At the same time, we can compare this mythical 43,500 to the existing membership of the Alberta Liberal Party or the Alberta Party. According to Frank Dabbs’ Alberta Views article “Third Option: The strange fate of the Alberta Liberal Party”, written in August 23, 2017, the Alberta Liberal Party has about 2,200 Members. While, Greg Clark was quoted as saying:
“‘I’d love everybody to run and I’d love for there to be a competitive race that brings 10,000 members and 500 organizers to the Alberta Party … you build up the money, you build up the volunteers, you build up the capacity and then you’re ready to run the election,’ he said.” (Clark quits as first Alberta Party leader to generate political buzz, By James Wood, Published on Last Updated: November 10, 2017 8:06 PM MST)
By examining the evidence, one can see that a combined, Alberta Liberal-Alberta Party entity might only hope to get the 13,000 old-hands needed to move forward. On the other hand, the Provincial NDP has more than 10,000 members and the UCP could muster 58,232 to 87,000 volunteers. Accordingly, a combined Alberta Liberal-Alberta Party entity would still be sorely lacking in capacity; and, this is before any combined Alberta Liberal-Alberta Party entity started looking for donations, more members and volunteers.
This is not to say that I am pessimistic. I have gone door to door to find supporters. From petitions to membership drives, for nomination battles to campaigns, it is important to reach out to people to build a party or a movement. However, we should not make our job harder than it has to be out of partisan considerations. Every movement, from time to time, has had to seek allies to grow. For example, when the Co-operative Commonwealth Federation was unable to fulfill its mission, they reached out to the Canadian Labour Congress. Out of those conversations the New Democratic Party, with provincial and federal wings, emerged. The Bloc Québécois, Wildrose Party, the United Conservative Party and the present incarnation of the federal Conservative Party are also examples of this trend.

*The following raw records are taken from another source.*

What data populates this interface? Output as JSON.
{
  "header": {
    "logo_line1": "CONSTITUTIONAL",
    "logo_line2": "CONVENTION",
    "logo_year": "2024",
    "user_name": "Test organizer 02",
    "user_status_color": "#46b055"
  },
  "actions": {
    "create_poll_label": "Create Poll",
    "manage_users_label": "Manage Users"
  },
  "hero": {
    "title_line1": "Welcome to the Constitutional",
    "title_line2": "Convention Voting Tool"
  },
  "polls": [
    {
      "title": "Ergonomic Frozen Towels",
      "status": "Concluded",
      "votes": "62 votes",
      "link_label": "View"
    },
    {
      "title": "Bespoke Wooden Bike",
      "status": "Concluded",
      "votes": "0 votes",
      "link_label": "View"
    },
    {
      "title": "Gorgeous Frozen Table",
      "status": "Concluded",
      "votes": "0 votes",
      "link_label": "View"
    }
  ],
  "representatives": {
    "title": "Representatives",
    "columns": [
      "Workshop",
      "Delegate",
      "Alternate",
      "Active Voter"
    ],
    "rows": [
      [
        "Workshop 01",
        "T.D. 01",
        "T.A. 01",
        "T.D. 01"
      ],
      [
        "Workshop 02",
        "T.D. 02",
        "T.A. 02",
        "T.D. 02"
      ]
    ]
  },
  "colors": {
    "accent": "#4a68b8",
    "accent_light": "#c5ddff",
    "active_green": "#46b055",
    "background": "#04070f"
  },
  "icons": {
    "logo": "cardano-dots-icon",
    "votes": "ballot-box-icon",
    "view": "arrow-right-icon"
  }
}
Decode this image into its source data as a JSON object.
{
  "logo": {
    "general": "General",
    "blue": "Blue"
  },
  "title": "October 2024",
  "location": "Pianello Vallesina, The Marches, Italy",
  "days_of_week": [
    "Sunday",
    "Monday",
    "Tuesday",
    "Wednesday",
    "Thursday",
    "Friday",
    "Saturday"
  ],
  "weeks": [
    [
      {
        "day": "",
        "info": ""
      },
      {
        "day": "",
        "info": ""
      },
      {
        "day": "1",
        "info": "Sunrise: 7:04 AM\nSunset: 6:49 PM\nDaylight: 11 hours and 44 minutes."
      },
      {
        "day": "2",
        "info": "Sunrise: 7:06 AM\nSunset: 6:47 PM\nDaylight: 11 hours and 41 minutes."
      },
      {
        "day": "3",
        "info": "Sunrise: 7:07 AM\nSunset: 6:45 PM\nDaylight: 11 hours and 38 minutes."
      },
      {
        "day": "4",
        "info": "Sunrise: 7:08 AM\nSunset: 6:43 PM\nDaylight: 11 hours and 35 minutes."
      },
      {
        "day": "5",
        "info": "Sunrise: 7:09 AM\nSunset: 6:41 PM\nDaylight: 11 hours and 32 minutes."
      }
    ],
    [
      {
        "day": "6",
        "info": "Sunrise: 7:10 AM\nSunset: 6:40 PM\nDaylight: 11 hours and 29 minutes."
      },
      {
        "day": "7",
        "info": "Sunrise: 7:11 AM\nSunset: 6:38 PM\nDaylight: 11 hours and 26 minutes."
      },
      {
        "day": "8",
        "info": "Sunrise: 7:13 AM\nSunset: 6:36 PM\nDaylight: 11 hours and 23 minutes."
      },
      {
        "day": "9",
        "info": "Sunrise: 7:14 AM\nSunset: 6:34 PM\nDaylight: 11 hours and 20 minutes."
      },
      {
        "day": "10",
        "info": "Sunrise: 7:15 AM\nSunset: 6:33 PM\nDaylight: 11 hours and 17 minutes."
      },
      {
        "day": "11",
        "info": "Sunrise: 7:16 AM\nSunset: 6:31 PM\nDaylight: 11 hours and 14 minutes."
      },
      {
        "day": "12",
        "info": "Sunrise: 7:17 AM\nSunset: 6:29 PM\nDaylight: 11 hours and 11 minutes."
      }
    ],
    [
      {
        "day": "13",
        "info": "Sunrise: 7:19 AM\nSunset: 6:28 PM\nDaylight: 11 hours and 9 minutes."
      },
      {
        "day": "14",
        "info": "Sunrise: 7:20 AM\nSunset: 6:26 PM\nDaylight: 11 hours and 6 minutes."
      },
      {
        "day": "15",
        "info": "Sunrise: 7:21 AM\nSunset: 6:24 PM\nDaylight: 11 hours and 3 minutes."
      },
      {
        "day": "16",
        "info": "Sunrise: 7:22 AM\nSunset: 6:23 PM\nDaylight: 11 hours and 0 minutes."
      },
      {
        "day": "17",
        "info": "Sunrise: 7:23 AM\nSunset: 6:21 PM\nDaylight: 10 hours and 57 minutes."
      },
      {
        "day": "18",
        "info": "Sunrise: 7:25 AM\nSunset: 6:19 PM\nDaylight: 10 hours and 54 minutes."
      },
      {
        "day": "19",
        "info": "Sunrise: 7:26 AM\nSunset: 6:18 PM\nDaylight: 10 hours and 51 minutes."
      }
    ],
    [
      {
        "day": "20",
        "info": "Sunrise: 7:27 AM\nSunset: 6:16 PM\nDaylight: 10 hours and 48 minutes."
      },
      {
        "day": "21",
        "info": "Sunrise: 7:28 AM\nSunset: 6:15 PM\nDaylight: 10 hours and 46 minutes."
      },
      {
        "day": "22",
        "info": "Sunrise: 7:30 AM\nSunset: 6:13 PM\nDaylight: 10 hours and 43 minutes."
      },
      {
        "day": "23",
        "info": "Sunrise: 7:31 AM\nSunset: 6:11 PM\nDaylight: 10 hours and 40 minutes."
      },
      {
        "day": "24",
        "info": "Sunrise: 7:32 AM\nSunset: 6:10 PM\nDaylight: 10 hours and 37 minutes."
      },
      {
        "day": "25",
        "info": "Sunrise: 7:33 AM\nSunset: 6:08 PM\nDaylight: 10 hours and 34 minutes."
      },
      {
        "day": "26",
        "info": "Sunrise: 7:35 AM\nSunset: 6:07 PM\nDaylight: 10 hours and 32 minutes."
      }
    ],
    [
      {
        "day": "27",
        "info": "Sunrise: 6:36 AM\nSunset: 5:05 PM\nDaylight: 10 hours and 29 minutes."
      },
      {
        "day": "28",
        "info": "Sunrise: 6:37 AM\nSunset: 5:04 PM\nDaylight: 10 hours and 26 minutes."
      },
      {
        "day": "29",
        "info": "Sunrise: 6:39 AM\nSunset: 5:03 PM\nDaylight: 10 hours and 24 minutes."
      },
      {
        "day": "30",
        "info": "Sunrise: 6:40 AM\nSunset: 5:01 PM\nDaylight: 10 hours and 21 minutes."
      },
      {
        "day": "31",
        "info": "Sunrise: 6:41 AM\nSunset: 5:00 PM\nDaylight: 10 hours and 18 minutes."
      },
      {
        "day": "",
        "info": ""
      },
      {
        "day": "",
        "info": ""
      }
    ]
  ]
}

Now for those who say that Liberals have never done this, I say hogwash. The Liberal Party of Canada came to be through the same democratic impulses of working with partners. The Clear Grits, the Patriotes and Parti Rouge were just some of the constituent parts of what became the Liberal Party of Canada. Many people like George Brown had to work with people that they had an “uncivil” hatred towards. In today’s terms, before the mergers, George Brown would be called a “bigot” or a “xenophobe”. His hatred of French Canadians and Catholics was legendary. However, over time, he changed. One of the founders of the Liberal Movement went from being anti-French to beginning to form the foundations of what we call bilingualism and multiculturalism. If George Brown could do it, can’t the Alberta Party and the Alberta Liberals work together? Can’t our parties bury the partisan hatchet to become friends and partners in building a better Alberta? I believe that we can do it because Alberta needs a forward-looking, evidence-based party who worries about the least among us. Alberta needs a party that can bare witness to the tragedies in our society and has the courage to suggest or even implement public policy which can bring change. Alberta needs a party that can balance the needs of the majority, the vibrancy of our minorities and bring forth ideas which ensure that both gain together. Such policy will not come from the magical thinking of the United Conservative Party or from the fantastical words of the New Democratic Party; however, it can be put into place through the hard work and listening skills brought forth form a combined Alberta Liberal-Alberta Party entity.